As for any medieval knight wielding a sword that weighed 14 lbs??? That is a complete & gross exaggeration of the real weight of medieval swords & seems to perpetuate the 'Hollywood' myth of swords being these grossly awkward & unwieldy slabs of iron (thus having the wielders staggering about in sword dragging exhaustion within minutes).
A REAL medieval sword of the type you've described on p. 28 (Knights of the Black & White, hard cover) would have historically & realistically weighed around FOUR pounds & no more. Also, only rarer double handed swords of the type used by infantry like the Swiss mercenaries & the German Landsknecht ever had blades longer than 3 ft. The typical & well-documented average weights of many 11th C. bastard swords was around 2.5 lbs only (not much heavier than a decent handgun interestingly enough)... AND such weapons were superbly balanced & quite 'light' in the hand. Even massive double-handed swords like the Scottish Claymore & Landknecht swords never weighed more than 5 lbs or so.
Secondly - on the Physiology of medieval knights - (p. 29) I appreciate much of what you say on the rigorous training & superb conditioning of the medieval knights... their only purpose in life was to train for battle & they often epitomized the greater size & strength that a more privileged lifestyle & diet offered in the Middle Ages. However, one of the anomalies historians have noted in comparing ancient men to modern is the size of modern man's THIGHS & buttocks has increased greatly since WW II. In fact, all mens' clothing manufacturers have re-patterned the cut of mens' pants to accommodate this development. Medieval knights would have undoubtedly had strong & capable legs, however, their thighs were significantly smaller than many modern men. This is clearly obvious in studies of medieval suits of armour (where it's rather obvious that the metal tube encasing the thigh is only 'so big').
To conclude: these two small 'hiccups' in what I believe to be a more accurate (& thus more realistic & believable) presentation of knights of the early Middle Ages are certainly not grossly damaging... they just took some of the shine off of MY enjoyment as I feel they perpetuate further inaccuracies regarding medieval knights & their lifestyle... especially the 14 lb sword comment. I just felt it altered to the negative the veracity of the wonderful tale you are spinning. Perhaps it's too late to alter any of the plots you've created to finalize the Knights' Templar works, but I just hate to see inaccuracies passed on.
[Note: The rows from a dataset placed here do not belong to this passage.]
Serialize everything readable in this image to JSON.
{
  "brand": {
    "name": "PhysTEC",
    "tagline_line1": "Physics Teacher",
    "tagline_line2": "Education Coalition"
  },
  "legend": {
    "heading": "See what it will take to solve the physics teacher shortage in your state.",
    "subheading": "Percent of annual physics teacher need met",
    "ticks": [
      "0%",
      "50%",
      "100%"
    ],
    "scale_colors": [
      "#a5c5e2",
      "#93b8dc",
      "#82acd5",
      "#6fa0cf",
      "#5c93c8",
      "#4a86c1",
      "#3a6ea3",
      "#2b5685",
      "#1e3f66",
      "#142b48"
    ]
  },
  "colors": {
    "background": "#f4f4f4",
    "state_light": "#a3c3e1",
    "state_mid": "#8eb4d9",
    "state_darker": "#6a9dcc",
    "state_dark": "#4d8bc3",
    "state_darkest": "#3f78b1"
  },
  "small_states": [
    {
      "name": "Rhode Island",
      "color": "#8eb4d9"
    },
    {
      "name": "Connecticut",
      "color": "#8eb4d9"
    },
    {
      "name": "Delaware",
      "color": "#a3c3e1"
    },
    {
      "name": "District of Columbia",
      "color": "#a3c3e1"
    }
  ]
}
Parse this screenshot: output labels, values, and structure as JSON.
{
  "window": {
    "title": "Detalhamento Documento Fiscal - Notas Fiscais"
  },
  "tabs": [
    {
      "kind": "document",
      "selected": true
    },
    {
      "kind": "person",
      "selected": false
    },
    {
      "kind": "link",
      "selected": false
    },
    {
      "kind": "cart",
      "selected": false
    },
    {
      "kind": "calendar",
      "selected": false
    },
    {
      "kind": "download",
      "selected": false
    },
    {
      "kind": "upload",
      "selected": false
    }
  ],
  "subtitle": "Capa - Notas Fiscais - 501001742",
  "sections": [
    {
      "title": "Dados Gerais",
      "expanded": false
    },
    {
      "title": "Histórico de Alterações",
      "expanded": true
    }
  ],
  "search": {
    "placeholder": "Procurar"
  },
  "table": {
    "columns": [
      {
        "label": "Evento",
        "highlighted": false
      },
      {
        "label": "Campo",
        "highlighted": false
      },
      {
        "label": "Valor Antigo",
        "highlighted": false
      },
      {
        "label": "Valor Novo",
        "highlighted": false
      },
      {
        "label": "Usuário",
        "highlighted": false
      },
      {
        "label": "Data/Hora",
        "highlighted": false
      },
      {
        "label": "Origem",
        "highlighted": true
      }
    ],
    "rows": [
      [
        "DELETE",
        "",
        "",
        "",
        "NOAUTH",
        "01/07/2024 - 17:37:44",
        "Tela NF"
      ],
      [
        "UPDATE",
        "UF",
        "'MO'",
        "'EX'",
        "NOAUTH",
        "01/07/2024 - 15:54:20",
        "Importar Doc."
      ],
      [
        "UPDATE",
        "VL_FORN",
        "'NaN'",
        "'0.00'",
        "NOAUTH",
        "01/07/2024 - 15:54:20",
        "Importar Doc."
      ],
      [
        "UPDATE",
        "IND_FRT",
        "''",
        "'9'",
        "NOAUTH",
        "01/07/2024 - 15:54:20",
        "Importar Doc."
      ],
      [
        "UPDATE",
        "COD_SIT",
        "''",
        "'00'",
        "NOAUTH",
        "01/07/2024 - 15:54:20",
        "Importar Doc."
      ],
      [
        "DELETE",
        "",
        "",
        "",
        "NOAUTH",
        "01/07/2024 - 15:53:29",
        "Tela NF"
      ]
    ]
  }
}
For the record: I'm a martial artist who has trained continuously since 1977 in fencing, Wado Kai Karate, Koryu Uchinadi Kenpo, Kobudo, & Western Martial Arts... among a few other things. I'm a former officer & NCO in armoured reconnaissance regiments & a current High School English teacher (sound familiar ... :blink: ). I am regularly contracted to teach outdoor survival courses (to complement my interest in primitive life skills & tools). I currently live in Calgary AB & travel often to the Kelowna/Penticton area to visit a good friend & camp in the summers. I own several accurate copies of medieval swords (by Deltin, Paul Chen, etc.); I've handled ALL the swords in the very extensive Glenbow Museum archives on 4 occasions, and I've had the pleasure of learning many things to do with the swords & armour with men like Hank Reinhardt (North America's most respected sword historian), Peter Fuller (Medieval Reproductions - world class armourer) & John Clements (pioneer of Western Martial Arts in N. Am.).
I'm in Kelowna every summer... if Mr. Whyte would like to see & handle some accurate medieval swords I can certainly throw in with my camp gear & drop by when I'm soaking up the sun in the Okanagan.
Actually, I'm quite convinced I'd find Mr. Whyte & Dave Duncan (another of my favorite authors) sipping on a pint in some pub in Kelowna... ;)